> TASK REQUIREMENTS
Copy out the data in full, keeping each line exactly as it reads.

> ENTRIES SUPPLIED
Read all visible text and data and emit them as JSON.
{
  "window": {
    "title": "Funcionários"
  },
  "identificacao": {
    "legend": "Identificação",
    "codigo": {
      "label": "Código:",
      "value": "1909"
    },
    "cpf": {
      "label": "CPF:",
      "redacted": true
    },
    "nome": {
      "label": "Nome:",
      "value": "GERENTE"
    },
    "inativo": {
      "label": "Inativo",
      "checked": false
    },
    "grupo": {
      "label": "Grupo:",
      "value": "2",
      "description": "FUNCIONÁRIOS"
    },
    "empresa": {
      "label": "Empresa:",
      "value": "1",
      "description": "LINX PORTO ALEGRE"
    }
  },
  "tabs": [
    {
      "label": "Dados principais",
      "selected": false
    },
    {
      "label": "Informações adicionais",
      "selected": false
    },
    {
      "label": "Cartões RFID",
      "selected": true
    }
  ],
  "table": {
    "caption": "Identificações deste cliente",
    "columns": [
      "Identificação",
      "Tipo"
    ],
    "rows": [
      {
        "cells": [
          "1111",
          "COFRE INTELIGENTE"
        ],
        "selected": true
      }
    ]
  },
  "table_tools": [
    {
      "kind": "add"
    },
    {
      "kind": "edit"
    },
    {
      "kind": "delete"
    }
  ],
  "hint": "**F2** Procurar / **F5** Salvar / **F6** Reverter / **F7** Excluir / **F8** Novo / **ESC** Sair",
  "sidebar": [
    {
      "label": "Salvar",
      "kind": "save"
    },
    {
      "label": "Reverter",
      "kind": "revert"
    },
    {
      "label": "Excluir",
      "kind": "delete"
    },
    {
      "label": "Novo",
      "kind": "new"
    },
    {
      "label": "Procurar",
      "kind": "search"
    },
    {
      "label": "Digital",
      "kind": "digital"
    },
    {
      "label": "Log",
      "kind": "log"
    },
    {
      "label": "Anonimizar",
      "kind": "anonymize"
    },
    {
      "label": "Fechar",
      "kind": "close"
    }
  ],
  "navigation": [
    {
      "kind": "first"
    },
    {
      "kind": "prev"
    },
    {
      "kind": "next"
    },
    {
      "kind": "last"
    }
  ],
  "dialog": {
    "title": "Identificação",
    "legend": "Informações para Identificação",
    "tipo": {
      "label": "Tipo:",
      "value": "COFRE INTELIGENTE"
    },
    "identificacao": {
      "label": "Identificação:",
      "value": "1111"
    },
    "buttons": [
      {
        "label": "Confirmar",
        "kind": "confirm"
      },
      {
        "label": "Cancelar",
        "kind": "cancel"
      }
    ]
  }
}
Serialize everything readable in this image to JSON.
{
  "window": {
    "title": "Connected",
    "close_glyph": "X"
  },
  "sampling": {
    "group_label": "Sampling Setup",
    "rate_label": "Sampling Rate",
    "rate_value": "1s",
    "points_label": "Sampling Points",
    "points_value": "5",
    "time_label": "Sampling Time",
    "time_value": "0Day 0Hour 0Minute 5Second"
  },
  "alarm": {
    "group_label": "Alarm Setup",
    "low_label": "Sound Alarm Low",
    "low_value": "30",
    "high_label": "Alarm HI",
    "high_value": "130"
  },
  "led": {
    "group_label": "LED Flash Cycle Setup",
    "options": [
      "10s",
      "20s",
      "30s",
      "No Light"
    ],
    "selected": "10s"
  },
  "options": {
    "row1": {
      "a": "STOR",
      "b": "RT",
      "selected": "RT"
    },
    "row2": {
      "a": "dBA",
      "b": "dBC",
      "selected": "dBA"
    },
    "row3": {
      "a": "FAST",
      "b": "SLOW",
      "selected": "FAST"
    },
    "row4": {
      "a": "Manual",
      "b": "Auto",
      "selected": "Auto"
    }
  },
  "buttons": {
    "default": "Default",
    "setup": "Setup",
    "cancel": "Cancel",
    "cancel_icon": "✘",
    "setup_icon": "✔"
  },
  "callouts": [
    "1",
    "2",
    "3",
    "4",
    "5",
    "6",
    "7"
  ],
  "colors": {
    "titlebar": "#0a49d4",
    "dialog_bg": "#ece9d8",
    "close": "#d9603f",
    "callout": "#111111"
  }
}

> WRITTEN ANSWER
Read all visible text and data and emit them as JSON.
{
  "window": {
    "title": "Funcionários"
  },
  "identificacao": {
    "legend": "Identificação",
    "codigo": {
      "label": "Código:",
      "value": "1909"
    },
    "cpf": {
      "label": "CPF:",
      "redacted": true
    },
    "nome": {
      "label": "Nome:",
      "value": "GERENTE"
    },
    "inativo": {
      "label": "Inativo",
      "checked": false
    },
    "grupo": {
      "label": "Grupo:",
      "value": "2",
      "description": "FUNCIONÁRIOS"
    },
    "empresa": {
      "label": "Empresa:",
      "value": "1",
      "description": "LINX PORTO ALEGRE"
    }
  },
  "tabs": [
    {
      "label": "Dados principais",
      "selected": false
    },
    {
      "label": "Informações adicionais",
      "selected": false
    },
    {
      "label": "Cartões RFID",
      "selected": true
    }
  ],
  "table": {
    "caption": "Identificações deste cliente",
    "columns": [
      "Identificação",
      "Tipo"
    ],
    "rows": [
      {
        "cells": [
          "1111",
          "COFRE INTELIGENTE"
        ],
        "selected": true
      }
    ]
  },
  "table_tools": [
    {
      "kind": "add"
    },
    {
      "kind": "edit"
    },
    {
      "kind": "delete"
    }
  ],
  "hint": "**F2** Procurar / **F5** Salvar / **F6** Reverter / **F7** Excluir / **F8** Novo / **ESC** Sair",
  "sidebar": [
    {
      "label": "Salvar",
      "kind": "save"
    },
    {
      "label": "Reverter",
      "kind": "revert"
    },
    {
      "label": "Excluir",
      "kind": "delete"
    },
    {
      "label": "Novo",
      "kind": "new"
    },
    {
      "label": "Procurar",
      "kind": "search"
    },
    {
      "label": "Digital",
      "kind": "digital"
    },
    {
      "label": "Log",
      "kind": "log"
    },
    {
      "label": "Anonimizar",
      "kind": "anonymize"
    },
    {
      "label": "Fechar",
      "kind": "close"
    }
  ],
  "navigation": [
    {
      "kind": "first"
    },
    {
      "kind": "prev"
    },
    {
      "kind": "next"
    },
    {
      "kind": "last"
    }
  ],
  "dialog": {
    "title": "Identificação",
    "legend": "Informações para Identificação",
    "tipo": {
      "label": "Tipo:",
      "value": "COFRE INTELIGENTE"
    },
    "identificacao": {
      "label": "Identificação:",
      "value": "1111"
    },
    "buttons": [
      {
        "label": "Confirmar",
        "kind": "confirm"
      },
      {
        "label": "Cancelar",
        "kind": "cancel"
      }
    ]
  }
}
Serialize everything readable in this image to JSON.
{
  "window": {
    "title": "Connected",
    "close_glyph": "X"
  },
  "sampling": {
    "group_label": "Sampling Setup",
    "rate_label": "Sampling Rate",
    "rate_value": "1s",
    "points_label": "Sampling Points",
    "points_value": "5",
    "time_label": "Sampling Time",
    "time_value": "0Day 0Hour 0Minute 5Second"
  },
  "alarm": {
    "group_label": "Alarm Setup",
    "low_label": "Sound Alarm Low",
    "low_value": "30",
    "high_label": "Alarm HI",
    "high_value": "130"
  },
  "led": {
    "group_label": "LED Flash Cycle Setup",
    "options": [
      "10s",
      "20s",
      "30s",
      "No Light"
    ],
    "selected": "10s"
  },
  "options": {
    "row1": {
      "a": "STOR",
      "b": "RT",
      "selected": "RT"
    },
    "row2": {
      "a": "dBA",
      "b": "dBC",
      "selected": "dBA"
    },
    "row3": {
      "a": "FAST",
      "b": "SLOW",
      "selected": "FAST"
    },
    "row4": {
      "a": "Manual",
      "b": "Auto",
      "selected": "Auto"
    }
  },
  "buttons": {
    "default": "Default",
    "setup": "Setup",
    "cancel": "Cancel",
    "cancel_icon": "✘",
    "setup_icon": "✔"
  },
  "callouts": [
    "1",
    "2",
    "3",
    "4",
    "5",
    "6",
    "7"
  ],
  "colors": {
    "titlebar": "#0a49d4",
    "dialog_bg": "#ece9d8",
    "close": "#d9603f",
    "callout": "#111111"
  }
}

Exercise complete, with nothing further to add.